## [What this task involves]
Each record should be returned exactly as it is written.

## [Supplied material]
▬▬▬▬▬▬
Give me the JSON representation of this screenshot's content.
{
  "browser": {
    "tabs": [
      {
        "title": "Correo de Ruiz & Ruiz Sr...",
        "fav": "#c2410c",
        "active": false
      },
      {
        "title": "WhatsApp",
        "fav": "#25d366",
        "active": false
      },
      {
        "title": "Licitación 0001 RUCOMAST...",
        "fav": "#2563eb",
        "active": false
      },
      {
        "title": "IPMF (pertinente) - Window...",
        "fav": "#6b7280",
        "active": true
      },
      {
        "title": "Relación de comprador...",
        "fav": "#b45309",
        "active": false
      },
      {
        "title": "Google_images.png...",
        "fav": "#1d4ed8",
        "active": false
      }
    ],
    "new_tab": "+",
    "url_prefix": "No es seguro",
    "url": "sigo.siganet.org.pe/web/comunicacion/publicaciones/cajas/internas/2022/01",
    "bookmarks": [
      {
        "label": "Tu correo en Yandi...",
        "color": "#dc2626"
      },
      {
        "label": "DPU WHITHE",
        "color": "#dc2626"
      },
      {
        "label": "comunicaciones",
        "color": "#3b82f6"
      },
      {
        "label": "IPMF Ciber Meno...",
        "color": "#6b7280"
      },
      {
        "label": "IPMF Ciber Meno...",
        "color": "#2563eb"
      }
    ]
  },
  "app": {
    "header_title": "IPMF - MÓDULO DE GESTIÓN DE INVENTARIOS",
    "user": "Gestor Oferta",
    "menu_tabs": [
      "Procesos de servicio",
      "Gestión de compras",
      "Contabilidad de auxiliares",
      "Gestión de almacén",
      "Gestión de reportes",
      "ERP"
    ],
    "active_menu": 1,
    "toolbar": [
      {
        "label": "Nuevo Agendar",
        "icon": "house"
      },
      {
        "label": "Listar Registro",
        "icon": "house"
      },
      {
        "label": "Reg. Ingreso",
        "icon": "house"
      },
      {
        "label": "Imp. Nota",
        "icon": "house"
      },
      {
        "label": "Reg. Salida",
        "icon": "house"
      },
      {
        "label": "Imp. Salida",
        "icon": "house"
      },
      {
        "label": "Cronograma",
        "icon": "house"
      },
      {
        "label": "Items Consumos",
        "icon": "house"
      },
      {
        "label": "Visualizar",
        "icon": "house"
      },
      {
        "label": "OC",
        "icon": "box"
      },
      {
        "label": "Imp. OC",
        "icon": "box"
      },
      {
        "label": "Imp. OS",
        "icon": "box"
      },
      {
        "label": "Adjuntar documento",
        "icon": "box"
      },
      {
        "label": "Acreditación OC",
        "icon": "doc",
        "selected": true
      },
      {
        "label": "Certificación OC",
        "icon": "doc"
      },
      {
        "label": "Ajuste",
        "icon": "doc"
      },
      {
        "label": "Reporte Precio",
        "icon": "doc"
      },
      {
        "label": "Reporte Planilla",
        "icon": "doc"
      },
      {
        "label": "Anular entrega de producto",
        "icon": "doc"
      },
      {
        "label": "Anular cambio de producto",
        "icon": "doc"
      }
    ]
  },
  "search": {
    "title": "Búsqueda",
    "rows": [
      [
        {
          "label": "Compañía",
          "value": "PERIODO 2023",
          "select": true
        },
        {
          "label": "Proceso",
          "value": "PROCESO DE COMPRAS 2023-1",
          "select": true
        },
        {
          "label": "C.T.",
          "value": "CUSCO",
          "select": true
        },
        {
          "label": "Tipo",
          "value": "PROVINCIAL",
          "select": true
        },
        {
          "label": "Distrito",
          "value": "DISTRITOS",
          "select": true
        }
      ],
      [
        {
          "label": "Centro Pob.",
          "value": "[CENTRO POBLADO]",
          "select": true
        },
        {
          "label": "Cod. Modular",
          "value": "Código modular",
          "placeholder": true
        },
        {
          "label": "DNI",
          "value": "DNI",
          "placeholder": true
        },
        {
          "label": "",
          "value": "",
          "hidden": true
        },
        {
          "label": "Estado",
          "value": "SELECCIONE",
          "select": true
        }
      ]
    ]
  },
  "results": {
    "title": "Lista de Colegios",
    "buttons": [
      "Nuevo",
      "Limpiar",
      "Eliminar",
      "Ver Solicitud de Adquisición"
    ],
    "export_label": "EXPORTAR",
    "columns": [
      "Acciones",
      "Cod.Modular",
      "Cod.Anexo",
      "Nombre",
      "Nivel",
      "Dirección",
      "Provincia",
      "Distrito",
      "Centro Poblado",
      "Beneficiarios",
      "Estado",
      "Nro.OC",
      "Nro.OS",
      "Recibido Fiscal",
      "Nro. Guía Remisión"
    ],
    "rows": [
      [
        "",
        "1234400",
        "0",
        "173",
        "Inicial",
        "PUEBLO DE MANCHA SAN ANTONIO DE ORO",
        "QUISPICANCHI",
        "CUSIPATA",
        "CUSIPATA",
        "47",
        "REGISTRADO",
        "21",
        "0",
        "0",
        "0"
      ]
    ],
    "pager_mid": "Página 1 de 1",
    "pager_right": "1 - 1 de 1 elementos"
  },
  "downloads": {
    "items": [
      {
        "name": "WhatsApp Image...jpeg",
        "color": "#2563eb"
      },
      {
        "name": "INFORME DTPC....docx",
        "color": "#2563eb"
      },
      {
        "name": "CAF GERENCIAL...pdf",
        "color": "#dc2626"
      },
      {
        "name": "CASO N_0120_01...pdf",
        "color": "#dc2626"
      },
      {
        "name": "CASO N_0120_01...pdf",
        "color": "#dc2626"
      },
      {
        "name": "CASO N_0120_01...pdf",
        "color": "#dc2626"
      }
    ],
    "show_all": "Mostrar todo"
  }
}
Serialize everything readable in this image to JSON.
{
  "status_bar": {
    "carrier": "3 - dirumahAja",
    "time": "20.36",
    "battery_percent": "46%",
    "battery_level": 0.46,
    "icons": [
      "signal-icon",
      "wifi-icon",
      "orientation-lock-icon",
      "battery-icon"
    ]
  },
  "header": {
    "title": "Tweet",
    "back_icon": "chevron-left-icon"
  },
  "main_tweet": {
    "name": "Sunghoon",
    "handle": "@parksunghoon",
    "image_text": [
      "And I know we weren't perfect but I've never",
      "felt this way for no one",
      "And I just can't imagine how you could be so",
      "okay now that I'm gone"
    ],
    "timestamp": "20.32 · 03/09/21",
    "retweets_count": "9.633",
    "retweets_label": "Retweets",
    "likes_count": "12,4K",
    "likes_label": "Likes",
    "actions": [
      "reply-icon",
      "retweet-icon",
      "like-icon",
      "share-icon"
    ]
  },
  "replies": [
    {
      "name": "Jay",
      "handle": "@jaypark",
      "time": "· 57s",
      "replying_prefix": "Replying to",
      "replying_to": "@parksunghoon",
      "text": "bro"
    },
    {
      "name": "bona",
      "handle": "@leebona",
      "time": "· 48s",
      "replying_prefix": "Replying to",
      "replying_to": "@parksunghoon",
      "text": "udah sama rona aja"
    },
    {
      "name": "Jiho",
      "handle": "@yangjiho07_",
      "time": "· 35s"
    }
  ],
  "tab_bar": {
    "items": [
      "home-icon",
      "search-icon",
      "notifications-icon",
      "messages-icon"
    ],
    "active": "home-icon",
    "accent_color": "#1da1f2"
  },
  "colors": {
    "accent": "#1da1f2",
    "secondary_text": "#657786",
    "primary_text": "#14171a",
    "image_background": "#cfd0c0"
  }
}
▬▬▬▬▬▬
## [Task solution]
Give me the JSON representation of this screenshot's content.
{
  "browser": {
    "tabs": [
      {
        "title": "Correo de Ruiz & Ruiz Sr...",
        "fav": "#c2410c",
        "active": false
      },
      {
        "title": "WhatsApp",
        "fav": "#25d366",
        "active": false
      },
      {
        "title": "Licitación 0001 RUCOMAST...",
        "fav": "#2563eb",
        "active": false
      },
      {
        "title": "IPMF (pertinente) - Window...",
        "fav": "#6b7280",
        "active": true
      },
      {
        "title": "Relación de comprador...",
        "fav": "#b45309",
        "active": false
      },
      {
        "title": "Google_images.png...",
        "fav": "#1d4ed8",
        "active": false
      }
    ],
    "new_tab": "+",
    "url_prefix": "No es seguro",
    "url": "sigo.siganet.org.pe/web/comunicacion/publicaciones/cajas/internas/2022/01",
    "bookmarks": [
      {
        "label": "Tu correo en Yandi...",
        "color": "#dc2626"
      },
      {
        "label": "DPU WHITHE",
        "color": "#dc2626"
      },
      {
        "label": "comunicaciones",
        "color": "#3b82f6"
      },
      {
        "label": "IPMF Ciber Meno...",
        "color": "#6b7280"
      },
      {
        "label": "IPMF Ciber Meno...",
        "color": "#2563eb"
      }
    ]
  },
  "app": {
    "header_title": "IPMF - MÓDULO DE GESTIÓN DE INVENTARIOS",
    "user": "Gestor Oferta",
    "menu_tabs": [
      "Procesos de servicio",
      "Gestión de compras",
      "Contabilidad de auxiliares",
      "Gestión de almacén",
      "Gestión de reportes",
      "ERP"
    ],
    "active_menu": 1,
    "toolbar": [
      {
        "label": "Nuevo Agendar",
        "icon": "house"
      },
      {
        "label": "Listar Registro",
        "icon": "house"
      },
      {
        "label": "Reg. Ingreso",
        "icon": "house"
      },
      {
        "label": "Imp. Nota",
        "icon": "house"
      },
      {
        "label": "Reg. Salida",
        "icon": "house"
      },
      {
        "label": "Imp. Salida",
        "icon": "house"
      },
      {
        "label": "Cronograma",
        "icon": "house"
      },
      {
        "label": "Items Consumos",
        "icon": "house"
      },
      {
        "label": "Visualizar",
        "icon": "house"
      },
      {
        "label": "OC",
        "icon": "box"
      },
      {
        "label": "Imp. OC",
        "icon": "box"
      },
      {
        "label": "Imp. OS",
        "icon": "box"
      },
      {
        "label": "Adjuntar documento",
        "icon": "box"
      },
      {
        "label": "Acreditación OC",
        "icon": "doc",
        "selected": true
      },
      {
        "label": "Certificación OC",
        "icon": "doc"
      },
      {
        "label": "Ajuste",
        "icon": "doc"
      },
      {
        "label": "Reporte Precio",
        "icon": "doc"
      },
      {
        "label": "Reporte Planilla",
        "icon": "doc"
      },
      {
        "label": "Anular entrega de producto",
        "icon": "doc"
      },
      {
        "label": "Anular cambio de producto",
        "icon": "doc"
      }
    ]
  },
  "search": {
    "title": "Búsqueda",
    "rows": [
      [
        {
          "label": "Compañía",
          "value": "PERIODO 2023",
          "select": true
        },
        {
          "label": "Proceso",
          "value": "PROCESO DE COMPRAS 2023-1",
          "select": true
        },
        {
          "label": "C.T.",
          "value": "CUSCO",
          "select": true
        },
        {
          "label": "Tipo",
          "value": "PROVINCIAL",
          "select": true
        },
        {
          "label": "Distrito",
          "value": "DISTRITOS",
          "select": true
        }
      ],
      [
        {
          "label": "Centro Pob.",
          "value": "[CENTRO POBLADO]",
          "select": true
        },
        {
          "label": "Cod. Modular",
          "value": "Código modular",
          "placeholder": true
        },
        {
          "label": "DNI",
          "value": "DNI",
          "placeholder": true
        },
        {
          "label": "",
          "value": "",
          "hidden": true
        },
        {
          "label": "Estado",
          "value": "SELECCIONE",
          "select": true
        }
      ]
    ]
  },
  "results": {
    "title": "Lista de Colegios",
    "buttons": [
      "Nuevo",
      "Limpiar",
      "Eliminar",
      "Ver Solicitud de Adquisición"
    ],
    "export_label": "EXPORTAR",
    "columns": [
      "Acciones",
      "Cod.Modular",
      "Cod.Anexo",
      "Nombre",
      "Nivel",
      "Dirección",
      "Provincia",
      "Distrito",
      "Centro Poblado",
      "Beneficiarios",
      "Estado",
      "Nro.OC",
      "Nro.OS",
      "Recibido Fiscal",
      "Nro. Guía Remisión"
    ],
    "rows": [
      [
        "",
        "1234400",
        "0",
        "173",
        "Inicial",
        "PUEBLO DE MANCHA SAN ANTONIO DE ORO",
        "QUISPICANCHI",
        "CUSIPATA",
        "CUSIPATA",
        "47",
        "REGISTRADO",
        "21",
        "0",
        "0",
        "0"
      ]
    ],
    "pager_mid": "Página 1 de 1",
    "pager_right": "1 - 1 de 1 elementos"
  },
  "downloads": {
    "items": [
      {
        "name": "WhatsApp Image...jpeg",
        "color": "#2563eb"
      },
      {
        "name": "INFORME DTPC....docx",
        "color": "#2563eb"
      },
      {
        "name": "CAF GERENCIAL...pdf",
        "color": "#dc2626"
      },
      {
        "name": "CASO N_0120_01...pdf",
        "color": "#dc2626"
      },
      {
        "name": "CASO N_0120_01...pdf",
        "color": "#dc2626"
      },
      {
        "name": "CASO N_0120_01...pdf",
        "color": "#dc2626"
      }
    ],
    "show_all": "Mostrar todo"
  }
}
Serialize everything readable in this image to JSON.
{
  "status_bar": {
    "carrier": "3 - dirumahAja",
    "time": "20.36",
    "battery_percent": "46%",
    "battery_level": 0.46,
    "icons": [
      "signal-icon",
      "wifi-icon",
      "orientation-lock-icon",
      "battery-icon"
    ]
  },
  "header": {
    "title": "Tweet",
    "back_icon": "chevron-left-icon"
  },
  "main_tweet": {
    "name": "Sunghoon",
    "handle": "@parksunghoon",
    "image_text": [
      "And I know we weren't perfect but I've never",
      "felt this way for no one",
      "And I just can't imagine how you could be so",
      "okay now that I'm gone"
    ],
    "timestamp": "20.32 · 03/09/21",
    "retweets_count": "9.633",
    "retweets_label": "Retweets",
    "likes_count": "12,4K",
    "likes_label": "Likes",
    "actions": [
      "reply-icon",
      "retweet-icon",
      "like-icon",
      "share-icon"
    ]
  },
  "replies": [
    {
      "name": "Jay",
      "handle": "@jaypark",
      "time": "· 57s",
      "replying_prefix": "Replying to",
      "replying_to": "@parksunghoon",
      "text": "bro"
    },
    {
      "name": "bona",
      "handle": "@leebona",
      "time": "· 48s",
      "replying_prefix": "Replying to",
      "replying_to": "@parksunghoon",
      "text": "udah sama rona aja"
    },
    {
      "name": "Jiho",
      "handle": "@yangjiho07_",
      "time": "· 35s"
    }
  ],
  "tab_bar": {
    "items": [
      "home-icon",
      "search-icon",
      "notifications-icon",
      "messages-icon"
    ],
    "active": "home-icon",
    "accent_color": "#1da1f2"
  },
  "colors": {
    "accent": "#1da1f2",
    "secondary_text": "#657786",
    "primary_text": "#14171a",
    "image_background": "#cfd0c0"
  }
}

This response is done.